*** Input Section Begins ***

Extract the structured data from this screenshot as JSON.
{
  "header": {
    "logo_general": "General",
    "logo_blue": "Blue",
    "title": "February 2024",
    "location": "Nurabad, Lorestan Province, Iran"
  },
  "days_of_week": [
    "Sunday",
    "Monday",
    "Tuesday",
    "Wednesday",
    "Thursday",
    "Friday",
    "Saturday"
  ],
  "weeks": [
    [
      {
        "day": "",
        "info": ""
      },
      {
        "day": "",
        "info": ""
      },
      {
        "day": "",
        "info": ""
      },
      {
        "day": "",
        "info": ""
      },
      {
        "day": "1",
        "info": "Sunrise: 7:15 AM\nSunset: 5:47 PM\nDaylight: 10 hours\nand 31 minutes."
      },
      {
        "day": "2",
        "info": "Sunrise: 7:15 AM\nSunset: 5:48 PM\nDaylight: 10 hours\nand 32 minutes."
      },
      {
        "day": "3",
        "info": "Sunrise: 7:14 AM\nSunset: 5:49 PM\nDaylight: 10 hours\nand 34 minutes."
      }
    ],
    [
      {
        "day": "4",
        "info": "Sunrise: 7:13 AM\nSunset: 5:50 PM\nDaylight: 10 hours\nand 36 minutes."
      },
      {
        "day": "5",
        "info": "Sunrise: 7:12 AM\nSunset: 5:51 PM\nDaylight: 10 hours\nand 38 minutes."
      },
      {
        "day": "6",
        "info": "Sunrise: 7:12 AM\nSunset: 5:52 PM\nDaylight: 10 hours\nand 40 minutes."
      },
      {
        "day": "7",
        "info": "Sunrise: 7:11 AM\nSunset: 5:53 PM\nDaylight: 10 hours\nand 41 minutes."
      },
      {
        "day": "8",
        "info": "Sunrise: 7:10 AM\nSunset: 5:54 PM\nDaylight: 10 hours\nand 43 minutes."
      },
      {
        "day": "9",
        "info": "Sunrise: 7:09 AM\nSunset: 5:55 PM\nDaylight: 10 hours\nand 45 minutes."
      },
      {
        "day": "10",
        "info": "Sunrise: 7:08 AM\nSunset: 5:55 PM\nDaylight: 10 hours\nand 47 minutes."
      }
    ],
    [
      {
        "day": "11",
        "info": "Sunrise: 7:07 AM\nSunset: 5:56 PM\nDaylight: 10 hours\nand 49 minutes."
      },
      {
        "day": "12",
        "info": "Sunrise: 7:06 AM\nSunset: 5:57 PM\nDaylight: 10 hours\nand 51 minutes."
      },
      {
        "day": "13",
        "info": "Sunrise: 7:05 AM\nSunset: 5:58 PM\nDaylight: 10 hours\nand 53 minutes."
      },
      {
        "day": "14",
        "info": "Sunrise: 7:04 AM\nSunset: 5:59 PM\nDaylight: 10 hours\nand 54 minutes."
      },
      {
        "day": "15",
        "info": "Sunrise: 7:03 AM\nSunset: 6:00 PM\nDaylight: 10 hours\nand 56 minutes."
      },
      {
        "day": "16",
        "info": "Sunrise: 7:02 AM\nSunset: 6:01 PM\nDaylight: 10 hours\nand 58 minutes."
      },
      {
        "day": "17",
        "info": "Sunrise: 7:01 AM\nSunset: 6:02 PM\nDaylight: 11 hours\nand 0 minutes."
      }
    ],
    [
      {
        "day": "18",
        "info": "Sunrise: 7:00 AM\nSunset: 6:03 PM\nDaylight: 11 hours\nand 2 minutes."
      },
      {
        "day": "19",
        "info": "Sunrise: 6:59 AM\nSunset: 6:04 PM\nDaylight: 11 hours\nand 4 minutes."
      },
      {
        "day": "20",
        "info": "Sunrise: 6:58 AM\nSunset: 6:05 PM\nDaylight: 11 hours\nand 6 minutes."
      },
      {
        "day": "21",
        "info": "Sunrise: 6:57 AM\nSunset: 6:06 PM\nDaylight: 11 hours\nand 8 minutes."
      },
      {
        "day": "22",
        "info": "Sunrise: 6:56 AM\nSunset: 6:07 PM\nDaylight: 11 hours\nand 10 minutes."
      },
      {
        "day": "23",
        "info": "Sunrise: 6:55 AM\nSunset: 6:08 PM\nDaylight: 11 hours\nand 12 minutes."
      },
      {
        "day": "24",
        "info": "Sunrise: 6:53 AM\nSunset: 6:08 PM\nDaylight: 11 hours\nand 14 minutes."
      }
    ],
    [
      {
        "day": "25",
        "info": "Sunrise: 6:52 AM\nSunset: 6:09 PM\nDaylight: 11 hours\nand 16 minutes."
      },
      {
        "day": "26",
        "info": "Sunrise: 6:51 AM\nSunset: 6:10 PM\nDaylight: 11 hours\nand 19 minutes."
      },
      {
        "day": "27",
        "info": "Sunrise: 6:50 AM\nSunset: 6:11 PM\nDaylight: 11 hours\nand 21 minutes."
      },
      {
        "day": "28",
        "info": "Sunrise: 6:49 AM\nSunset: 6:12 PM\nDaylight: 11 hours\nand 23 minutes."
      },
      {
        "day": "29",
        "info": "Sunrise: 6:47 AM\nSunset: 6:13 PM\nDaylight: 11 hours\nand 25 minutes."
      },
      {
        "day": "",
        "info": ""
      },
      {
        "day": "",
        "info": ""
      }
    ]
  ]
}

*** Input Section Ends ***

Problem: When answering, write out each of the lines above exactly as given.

Solved exercise:
Extract the structured data from this screenshot as JSON.
{
  "header": {
    "logo_general": "General",
    "logo_blue": "Blue",
    "title": "February 2024",
    "location": "Nurabad, Lorestan Province, Iran"
  },
  "days_of_week": [
    "Sunday",
    "Monday",
    "Tuesday",
    "Wednesday",
    "Thursday",
    "Friday",
    "Saturday"
  ],
  "weeks": [
    [
      {
        "day": "",
        "info": ""
      },
      {
        "day": "",
        "info": ""
      },
      {
        "day": "",
        "info": ""
      },
      {
        "day": "",
        "info": ""
      },
      {
        "day": "1",
        "info": "Sunrise: 7:15 AM\nSunset: 5:47 PM\nDaylight: 10 hours\nand 31 minutes."
      },
      {
        "day": "2",
        "info": "Sunrise: 7:15 AM\nSunset: 5:48 PM\nDaylight: 10 hours\nand 32 minutes."
      },
      {
        "day": "3",
        "info": "Sunrise: 7:14 AM\nSunset: 5:49 PM\nDaylight: 10 hours\nand 34 minutes."
      }
    ],
    [
      {
        "day": "4",
        "info": "Sunrise: 7:13 AM\nSunset: 5:50 PM\nDaylight: 10 hours\nand 36 minutes."
      },
      {
        "day": "5",
        "info": "Sunrise: 7:12 AM\nSunset: 5:51 PM\nDaylight: 10 hours\nand 38 minutes."
      },
      {
        "day": "6",
        "info": "Sunrise: 7:12 AM\nSunset: 5:52 PM\nDaylight: 10 hours\nand 40 minutes."
      },
      {
        "day": "7",
        "info": "Sunrise: 7:11 AM\nSunset: 5:53 PM\nDaylight: 10 hours\nand 41 minutes."
      },
      {
        "day": "8",
        "info": "Sunrise: 7:10 AM\nSunset: 5:54 PM\nDaylight: 10 hours\nand 43 minutes."
      },
      {
        "day": "9",
        "info": "Sunrise: 7:09 AM\nSunset: 5:55 PM\nDaylight: 10 hours\nand 45 minutes."
      },
      {
        "day": "10",
        "info": "Sunrise: 7:08 AM\nSunset: 5:55 PM\nDaylight: 10 hours\nand 47 minutes."
      }
    ],
    [
      {
        "day": "11",
        "info": "Sunrise: 7:07 AM\nSunset: 5:56 PM\nDaylight: 10 hours\nand 49 minutes."
      },
      {
        "day": "12",
        "info": "Sunrise: 7:06 AM\nSunset: 5:57 PM\nDaylight: 10 hours\nand 51 minutes."
      },
      {
        "day": "13",
        "info": "Sunrise: 7:05 AM\nSunset: 5:58 PM\nDaylight: 10 hours\nand 53 minutes."
      },
      {
        "day": "14",
        "info": "Sunrise: 7:04 AM\nSunset: 5:59 PM\nDaylight: 10 hours\nand 54 minutes."
      },
      {
        "day": "15",
        "info": "Sunrise: 7:03 AM\nSunset: 6:00 PM\nDaylight: 10 hours\nand 56 minutes."
      },
      {
        "day": "16",
        "info": "Sunrise: 7:02 AM\nSunset: 6:01 PM\nDaylight: 10 hours\nand 58 minutes."
      },
      {
        "day": "17",
        "info": "Sunrise: 7:01 AM\nSunset: 6:02 PM\nDaylight: 11 hours\nand 0 minutes."
      }
    ],
    [
      {
        "day": "18",
        "info": "Sunrise: 7:00 AM\nSunset: 6:03 PM\nDaylight: 11 hours\nand 2 minutes."
      },
      {
        "day": "19",
        "info": "Sunrise: 6:59 AM\nSunset: 6:04 PM\nDaylight: 11 hours\nand 4 minutes."
      },
      {
        "day": "20",
        "info": "Sunrise: 6:58 AM\nSunset: 6:05 PM\nDaylight: 11 hours\nand 6 minutes."
      },
      {
        "day": "21",
        "info": "Sunrise: 6:57 AM\nSunset: 6:06 PM\nDaylight: 11 hours\nand 8 minutes."
      },
      {
        "day": "22",
        "info": "Sunrise: 6:56 AM\nSunset: 6:07 PM\nDaylight: 11 hours\nand 10 minutes."
      },
      {
        "day": "23",
        "info": "Sunrise: 6:55 AM\nSunset: 6:08 PM\nDaylight: 11 hours\nand 12 minutes."
      },
      {
        "day": "24",
        "info": "Sunrise: 6:53 AM\nSunset: 6:08 PM\nDaylight: 11 hours\nand 14 minutes."
      }
    ],
    [
      {
        "day": "25",
        "info": "Sunrise: 6:52 AM\nSunset: 6:09 PM\nDaylight: 11 hours\nand 16 minutes."
      },
      {
        "day": "26",
        "info": "Sunrise: 6:51 AM\nSunset: 6:10 PM\nDaylight: 11 hours\nand 19 minutes."
      },
      {
        "day": "27",
        "info": "Sunrise: 6:50 AM\nSunset: 6:11 PM\nDaylight: 11 hours\nand 21 minutes."
      },
      {
        "day": "28",
        "info": "Sunrise: 6:49 AM\nSunset: 6:12 PM\nDaylight: 11 hours\nand 23 minutes."
      },
      {
        "day": "29",
        "info": "Sunrise: 6:47 AM\nSunset: 6:13 PM\nDaylight: 11 hours\nand 25 minutes."
      },
      {
        "day": "",
        "info": ""
      },
      {
        "day": "",
        "info": ""
      }
    ]
  ]
}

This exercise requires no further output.